Data supplied section start
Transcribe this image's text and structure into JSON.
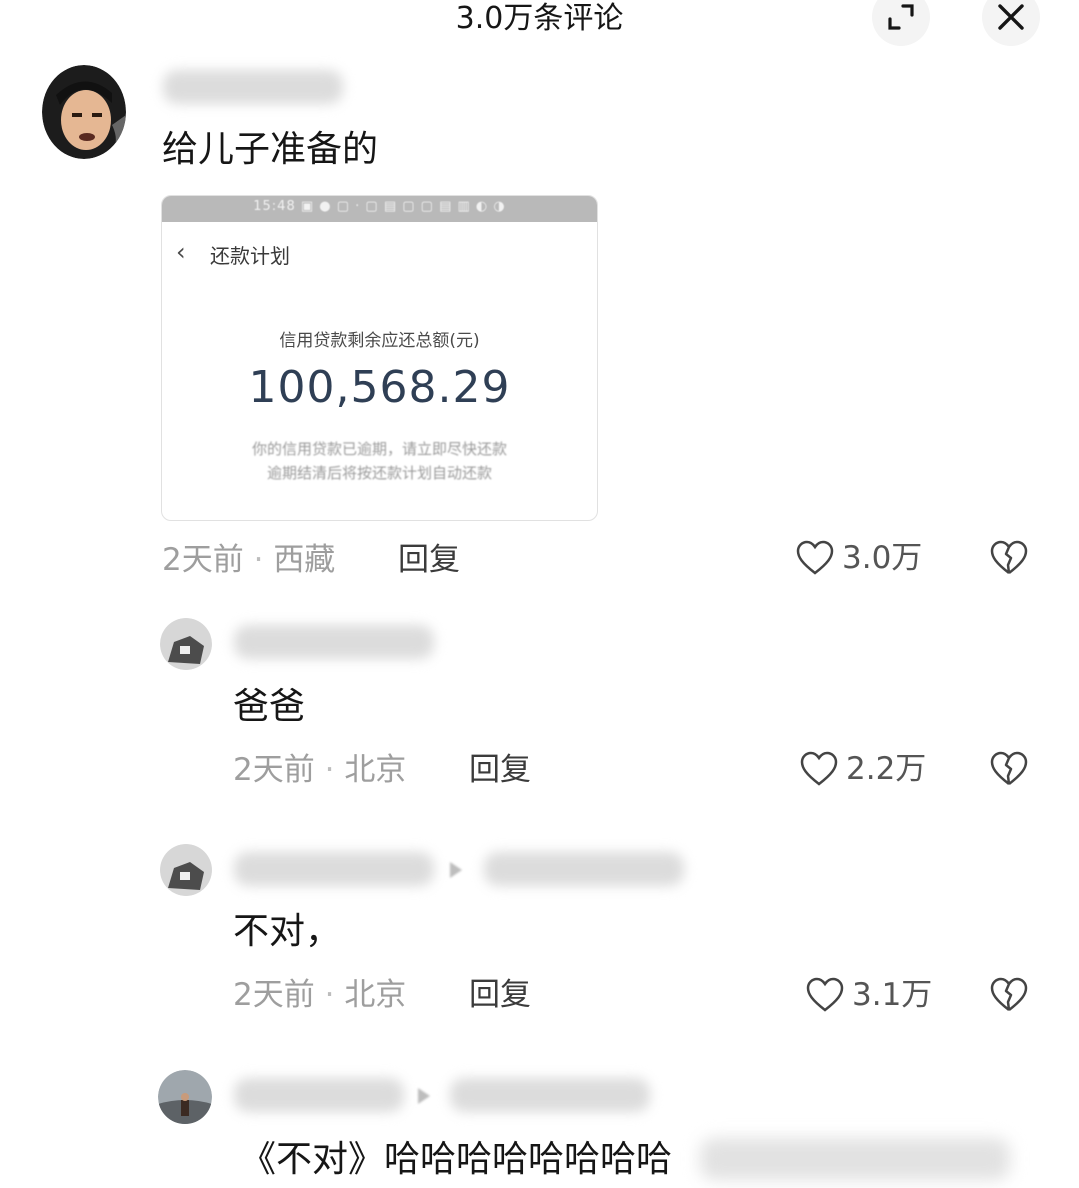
{
  "header": {
    "title": "3.0万条评论"
  },
  "comments": [
    {
      "text": "给儿子准备的",
      "image": {
        "status_text": "15:48 ▣ ● ▢ · ▢ ▤ ▢ ▢ ▤ ▥ ◐ ◑",
        "nav_title": "还款计划",
        "label": "信用贷款剩余应还总额(元)",
        "amount": "100,568.29",
        "note_line1": "你的信用贷款已逾期，请立即尽快还款",
        "note_line2": "逾期结清后将按还款计划自动还款"
      },
      "time": "2天前",
      "location": "西藏",
      "reply_label": "回复",
      "likes": "3.0万"
    },
    {
      "text": "爸爸",
      "time": "2天前",
      "location": "北京",
      "reply_label": "回复",
      "likes": "2.2万"
    },
    {
      "text": "不对，",
      "time": "2天前",
      "location": "北京",
      "reply_label": "回复",
      "likes": "3.1万"
    },
    {
      "text": "《不对》哈哈哈哈哈哈哈哈"
    }
  ],
  "separator": "·",
  "colors": {
    "text": "#161616",
    "meta": "#9e9e9e",
    "amount": "#2f3f55"
  }
}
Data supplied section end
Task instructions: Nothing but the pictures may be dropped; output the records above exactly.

Answer section:
Transcribe this image's text and structure into JSON.
{
  "header": {
    "title": "3.0万条评论"
  },
  "comments": [
    {
      "text": "给儿子准备的",
      "image": {
        "status_text": "15:48 ▣ ● ▢ · ▢ ▤ ▢ ▢ ▤ ▥ ◐ ◑",
        "nav_title": "还款计划",
        "label": "信用贷款剩余应还总额(元)",
        "amount": "100,568.29",
        "note_line1": "你的信用贷款已逾期，请立即尽快还款",
        "note_line2": "逾期结清后将按还款计划自动还款"
      },
      "time": "2天前",
      "location": "西藏",
      "reply_label": "回复",
      "likes": "3.0万"
    },
    {
      "text": "爸爸",
      "time": "2天前",
      "location": "北京",
      "reply_label": "回复",
      "likes": "2.2万"
    },
    {
      "text": "不对，",
      "time": "2天前",
      "location": "北京",
      "reply_label": "回复",
      "likes": "3.1万"
    },
    {
      "text": "《不对》哈哈哈哈哈哈哈哈"
    }
  ],
  "separator": "·",
  "colors": {
    "text": "#161616",
    "meta": "#9e9e9e",
    "amount": "#2f3f55"
  }
}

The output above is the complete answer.